The line from Hebrews says, literally, “Faith is the reality of those things for which we hope; it is the proof of deeds not seen.” If we were to put the Letter’s words into Standard English we might say, “Having faith means that we lead lives founded on the forgiveness that comes from God; it (faith), is our public witness that we trust in the promised effects of God’s saving deeds.”

This isn’t about wishing for something, or desiring some particular outcome from God. This passage of Scripture is saying that faith is our public statement that we trust in the salvation and forgiveness that comes only from God; it is testimony to our trust in the efficacy of God’s actions. Rather than a future oriented definition of how to get things we wish we had, this is a working definition based on the real-life experience of being faithful to the Baptismal Covenant with God.

These are two distinct, and unrelated, versions of what it means to be in relationship with God. The first (faith as wishing for a particular outcome), portrays God as being something like the Lottery or Powerball games. In this definition of faith we go to the altar of worship, do our obeisance, and hope for the fulfillment of our wishes. If our number doesn’t come up, we go back the next time, and try again.

While there are many who view God in this fashion, this isn’t God, at least, not the God who reveals himself in the Scriptures. Faith isn’t the same as gambling. The insecurity that so many people feel about their faith is the direct result of the fact that their faith is more like a bet than a commitment. Many people are willing to wager a few Communions and Commandments in order to get what they want; fewer are willing to commit to Holy Communion and the Commandments as a public testimony about how to live.

The second view of God, the one that the author of Hebrews describes based on his personal experience, is a God who has already acted on humanity’s behalf. There isn’t more to be gotten from God than what God has already offered, namely, God’s Son. In this definition of faith, we bring to the Altar our daily experience of having been faithful to the Lord’s teachings; we give thanks, and we know (through faith), that God’s offer of salvation has changed the course of our lives and human history. Real, biblical faith provides the security and serenity that derives from knowing God, knowing God’s will and knowing that one has been faithful to God’s will.
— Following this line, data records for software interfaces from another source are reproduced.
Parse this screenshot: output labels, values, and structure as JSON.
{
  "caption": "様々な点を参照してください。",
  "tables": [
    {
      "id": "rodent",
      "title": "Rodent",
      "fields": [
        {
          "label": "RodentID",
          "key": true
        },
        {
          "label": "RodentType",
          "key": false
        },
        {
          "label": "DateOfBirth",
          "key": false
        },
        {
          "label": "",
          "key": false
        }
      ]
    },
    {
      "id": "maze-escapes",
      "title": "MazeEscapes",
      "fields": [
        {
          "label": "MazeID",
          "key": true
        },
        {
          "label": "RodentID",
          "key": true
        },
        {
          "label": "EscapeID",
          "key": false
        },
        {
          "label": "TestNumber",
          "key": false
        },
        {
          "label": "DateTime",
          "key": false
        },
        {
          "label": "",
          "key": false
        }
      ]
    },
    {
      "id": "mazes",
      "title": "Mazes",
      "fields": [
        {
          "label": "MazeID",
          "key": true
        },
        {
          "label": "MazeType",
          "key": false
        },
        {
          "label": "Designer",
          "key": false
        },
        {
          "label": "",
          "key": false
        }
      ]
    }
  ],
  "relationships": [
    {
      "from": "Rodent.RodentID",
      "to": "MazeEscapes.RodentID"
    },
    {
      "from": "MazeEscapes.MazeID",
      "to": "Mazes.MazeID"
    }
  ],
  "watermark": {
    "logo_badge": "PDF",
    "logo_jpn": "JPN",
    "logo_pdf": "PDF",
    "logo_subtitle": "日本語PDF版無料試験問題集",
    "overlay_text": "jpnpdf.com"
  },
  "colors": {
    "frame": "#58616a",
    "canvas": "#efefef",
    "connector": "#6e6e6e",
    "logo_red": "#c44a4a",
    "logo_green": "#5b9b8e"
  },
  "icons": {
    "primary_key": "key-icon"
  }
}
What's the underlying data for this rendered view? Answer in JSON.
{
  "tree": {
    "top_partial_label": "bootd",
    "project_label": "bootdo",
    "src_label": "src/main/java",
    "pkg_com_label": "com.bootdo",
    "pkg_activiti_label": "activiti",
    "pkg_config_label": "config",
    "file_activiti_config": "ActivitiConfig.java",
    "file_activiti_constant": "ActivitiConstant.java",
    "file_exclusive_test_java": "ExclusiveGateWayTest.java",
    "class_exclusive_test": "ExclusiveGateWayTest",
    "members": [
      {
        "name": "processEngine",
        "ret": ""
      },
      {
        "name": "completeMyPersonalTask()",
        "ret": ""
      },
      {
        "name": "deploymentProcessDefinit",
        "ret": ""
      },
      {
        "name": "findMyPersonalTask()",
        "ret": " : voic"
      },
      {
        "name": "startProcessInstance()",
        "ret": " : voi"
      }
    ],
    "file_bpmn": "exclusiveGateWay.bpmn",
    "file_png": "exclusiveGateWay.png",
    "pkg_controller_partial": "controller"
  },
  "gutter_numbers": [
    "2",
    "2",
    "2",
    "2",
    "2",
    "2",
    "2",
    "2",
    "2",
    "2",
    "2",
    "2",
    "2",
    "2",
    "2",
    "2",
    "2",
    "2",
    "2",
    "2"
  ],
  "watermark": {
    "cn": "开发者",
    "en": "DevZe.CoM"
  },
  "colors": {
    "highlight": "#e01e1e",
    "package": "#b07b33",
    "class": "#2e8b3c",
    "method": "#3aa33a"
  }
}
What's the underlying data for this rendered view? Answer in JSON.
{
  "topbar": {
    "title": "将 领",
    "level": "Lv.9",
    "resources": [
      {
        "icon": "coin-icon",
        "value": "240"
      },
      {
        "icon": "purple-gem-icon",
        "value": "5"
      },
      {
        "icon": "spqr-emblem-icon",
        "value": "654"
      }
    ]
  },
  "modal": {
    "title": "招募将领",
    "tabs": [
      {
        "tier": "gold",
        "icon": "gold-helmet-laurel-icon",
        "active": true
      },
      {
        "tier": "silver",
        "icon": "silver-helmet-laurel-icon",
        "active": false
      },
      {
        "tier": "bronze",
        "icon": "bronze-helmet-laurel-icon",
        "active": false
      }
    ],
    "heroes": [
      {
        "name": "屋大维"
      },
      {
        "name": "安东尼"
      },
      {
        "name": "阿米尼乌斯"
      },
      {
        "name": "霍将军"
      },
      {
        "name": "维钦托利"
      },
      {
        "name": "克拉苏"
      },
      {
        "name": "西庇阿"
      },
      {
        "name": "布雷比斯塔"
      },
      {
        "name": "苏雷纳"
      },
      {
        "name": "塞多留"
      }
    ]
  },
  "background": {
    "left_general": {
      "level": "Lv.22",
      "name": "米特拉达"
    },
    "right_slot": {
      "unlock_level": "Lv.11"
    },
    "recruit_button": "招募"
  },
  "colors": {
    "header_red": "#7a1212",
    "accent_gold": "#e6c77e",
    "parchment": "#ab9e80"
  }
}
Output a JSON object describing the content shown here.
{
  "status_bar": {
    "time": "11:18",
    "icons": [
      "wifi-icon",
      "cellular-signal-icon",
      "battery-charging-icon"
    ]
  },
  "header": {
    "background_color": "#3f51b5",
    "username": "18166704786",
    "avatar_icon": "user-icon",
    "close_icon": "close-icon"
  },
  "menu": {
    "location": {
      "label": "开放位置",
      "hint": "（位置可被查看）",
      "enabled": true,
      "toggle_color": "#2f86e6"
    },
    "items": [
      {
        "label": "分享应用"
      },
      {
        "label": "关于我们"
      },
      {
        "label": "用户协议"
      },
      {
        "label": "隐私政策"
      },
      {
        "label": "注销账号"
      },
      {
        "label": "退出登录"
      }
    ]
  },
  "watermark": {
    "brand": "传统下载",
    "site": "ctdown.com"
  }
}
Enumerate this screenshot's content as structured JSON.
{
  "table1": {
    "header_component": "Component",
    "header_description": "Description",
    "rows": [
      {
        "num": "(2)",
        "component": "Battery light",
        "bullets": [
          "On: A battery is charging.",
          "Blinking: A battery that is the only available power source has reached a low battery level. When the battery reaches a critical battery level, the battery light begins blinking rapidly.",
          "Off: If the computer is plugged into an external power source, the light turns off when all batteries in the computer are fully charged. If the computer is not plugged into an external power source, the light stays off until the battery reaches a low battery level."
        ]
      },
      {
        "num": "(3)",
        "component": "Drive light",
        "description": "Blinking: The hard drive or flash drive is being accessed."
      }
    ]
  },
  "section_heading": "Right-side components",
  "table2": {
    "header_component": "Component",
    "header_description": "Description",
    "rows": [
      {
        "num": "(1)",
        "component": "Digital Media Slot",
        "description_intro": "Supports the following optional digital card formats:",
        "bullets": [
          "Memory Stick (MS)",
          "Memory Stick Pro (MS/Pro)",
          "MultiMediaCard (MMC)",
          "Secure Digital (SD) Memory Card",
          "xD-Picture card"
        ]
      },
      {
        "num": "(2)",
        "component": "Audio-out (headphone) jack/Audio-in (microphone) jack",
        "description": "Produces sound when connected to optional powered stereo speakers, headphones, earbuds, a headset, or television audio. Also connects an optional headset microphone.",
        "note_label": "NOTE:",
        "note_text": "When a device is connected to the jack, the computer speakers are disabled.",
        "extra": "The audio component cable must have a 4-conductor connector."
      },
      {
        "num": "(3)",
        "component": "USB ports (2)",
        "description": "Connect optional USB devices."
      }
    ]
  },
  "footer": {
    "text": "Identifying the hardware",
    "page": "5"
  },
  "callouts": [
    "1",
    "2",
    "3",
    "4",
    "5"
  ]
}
Faith is living a particular type of life, a life that gives evidence of an on-going relationship with the God who is revealed in the Scriptures. The Baptismal homily in the Letter to the Hebrews cited the example of Abraham and Sarah, who trusted in God’s promise that they would have a child in their old age. The Letter said that, because of their faith, “God is not ashamed to be called their God.” (Heb 11:16)

What better compliment could be paid to anyone, than to say “God is not ashamed to be called their God”? That blessed and privileged state can be ours when our lives proclaim publicly that we are not ashamed to call God our God. This is what the Letter to the Hebrews defines as faith, namely, a life that is clear testimony to God’s saving deeds.